The figure includes $2.93 billion to be spent on improving the security of the country’s borders and reducing its vulnerability to the importation of guns and the trafficking of drugs.
This was revealed in the first supplementary estimates tabled in the House of Representatives yesterday by Finance Minister Audley Shaw, will be used to purchase and overhaul both aircraft and ships used in operations by the Jamaica Defence Force Air Wing and Coast Guard.
There is also an additional allocation of $120 million, sourced from the Tourism Enhancement Fund, boosting budgetary resources to equip the police with a much-needed modern telecommunication system to $975 million; and $180 million to accommodate improvements to the Institute of Forensic Science and Legal Medicine to expand the forensic capacity of the security forces.
The police department is being given an additional $1.94 billion in housekeeping resources, including $767 million to improve direction and management, $401 million more for compensation, $221 million to purchase goods and services, as well as $129 million to cover police operations, and $569 million more to cover general police functions.
An additional $223 million has also been included to cover compensation for district constables, $164 million more for police stores and armoury, and $58 million for repair services.
Adult correctional institutions also got their share, with $289 million more, including $96 million for the Tower Street Adult Correctional Centre; $53 million for the St Catherine centre; $61 million for the other correctional centres; and $23 million for the Horizon Remand Centre.
But there were also major increases for socially responsive ministries, such as education, youth and information, which got $3.3 billion more for housekeeping costs and $175 million for capital expenditure; and the Ministry of Health, which received $4 billion more in funding for housekeeping needs.
The Ministry of Economic Growth and Job Creation is being given $614.6 million more for housekeeping and $2.9 billion in capital expenditure, including $1.1 billion for islandwide disaster mitigation and $1.3billion in multilateral aid for spending on the Major Infrastructure Development Programme, the successor to the Jamaica Infrastructure Development Programme.
The Ministry of Transport and Mining will receive $1 billion for housekeeping, plus another $1 billion for capital expenditure, including $710 million to pay for spare parts of Jamaica Urban Transit Company buses and $400 million to the Portmore Transportation Hub.
The Office of the Prime Minister (OPM) is receiving approximately $1 billion to cover the cost of the recent local government elections. Social security programmes in the OPM have also been boosted through multilateral funding totalling $216 million.

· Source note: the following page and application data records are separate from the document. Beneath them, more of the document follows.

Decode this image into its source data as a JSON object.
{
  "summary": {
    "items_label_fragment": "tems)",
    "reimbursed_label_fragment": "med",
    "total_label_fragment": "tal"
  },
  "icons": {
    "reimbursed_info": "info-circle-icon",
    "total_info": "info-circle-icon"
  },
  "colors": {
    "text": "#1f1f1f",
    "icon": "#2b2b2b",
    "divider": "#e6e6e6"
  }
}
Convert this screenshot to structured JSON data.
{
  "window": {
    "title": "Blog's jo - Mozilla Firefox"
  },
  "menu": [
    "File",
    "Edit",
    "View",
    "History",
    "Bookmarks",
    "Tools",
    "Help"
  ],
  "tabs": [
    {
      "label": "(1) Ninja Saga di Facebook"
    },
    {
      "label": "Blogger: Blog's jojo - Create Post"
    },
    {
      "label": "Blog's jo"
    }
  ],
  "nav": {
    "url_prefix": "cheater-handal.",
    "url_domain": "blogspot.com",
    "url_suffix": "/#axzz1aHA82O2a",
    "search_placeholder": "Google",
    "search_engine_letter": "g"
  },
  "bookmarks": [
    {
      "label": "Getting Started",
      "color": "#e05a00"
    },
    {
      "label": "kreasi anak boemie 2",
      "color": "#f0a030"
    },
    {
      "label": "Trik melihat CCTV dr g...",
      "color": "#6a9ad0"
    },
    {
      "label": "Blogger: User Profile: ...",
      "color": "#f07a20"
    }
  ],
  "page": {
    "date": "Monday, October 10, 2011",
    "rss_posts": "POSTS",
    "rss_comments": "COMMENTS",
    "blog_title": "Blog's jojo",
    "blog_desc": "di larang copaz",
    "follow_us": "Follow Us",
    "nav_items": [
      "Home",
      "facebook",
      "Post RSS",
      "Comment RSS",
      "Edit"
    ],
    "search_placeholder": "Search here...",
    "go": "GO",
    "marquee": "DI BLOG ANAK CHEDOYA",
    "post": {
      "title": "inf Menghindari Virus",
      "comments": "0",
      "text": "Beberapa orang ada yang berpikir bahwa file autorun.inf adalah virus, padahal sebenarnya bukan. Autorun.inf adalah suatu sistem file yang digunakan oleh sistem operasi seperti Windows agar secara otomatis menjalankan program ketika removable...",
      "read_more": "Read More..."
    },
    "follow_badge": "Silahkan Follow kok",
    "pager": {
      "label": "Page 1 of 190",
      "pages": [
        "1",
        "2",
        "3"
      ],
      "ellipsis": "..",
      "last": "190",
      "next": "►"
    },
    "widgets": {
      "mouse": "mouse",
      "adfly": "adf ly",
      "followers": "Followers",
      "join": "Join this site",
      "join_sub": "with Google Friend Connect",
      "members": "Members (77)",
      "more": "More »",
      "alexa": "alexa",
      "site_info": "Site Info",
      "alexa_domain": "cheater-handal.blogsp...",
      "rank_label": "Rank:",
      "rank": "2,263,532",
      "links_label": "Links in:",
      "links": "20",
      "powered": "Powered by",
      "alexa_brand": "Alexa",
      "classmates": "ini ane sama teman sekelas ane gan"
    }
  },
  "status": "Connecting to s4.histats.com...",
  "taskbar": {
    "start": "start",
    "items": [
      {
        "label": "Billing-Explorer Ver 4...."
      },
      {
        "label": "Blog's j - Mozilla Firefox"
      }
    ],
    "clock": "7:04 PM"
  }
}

The Ministry of Finance and the Public Service suffered the most serious cut in resources, with $16 billion slashed from its housekeeping resources, and just over $2 billion from its capital funding.
The additional expenditure will boost government spending for 2016/17 from approximately $580 billion to $592.7 billion, a $12.8 billion increase that comprised $8.6 billion more in capital expenditure and $4.1 more in recurrent or housekeeping costs.
The Public Administration and Appropriations Committee, which is chaired by Opposition MP Dr Wykeham McNeill, will meet this morning at Gordon House to review the estimates, which are to be approved at next Tuesday’s meeting of the House of Representatives.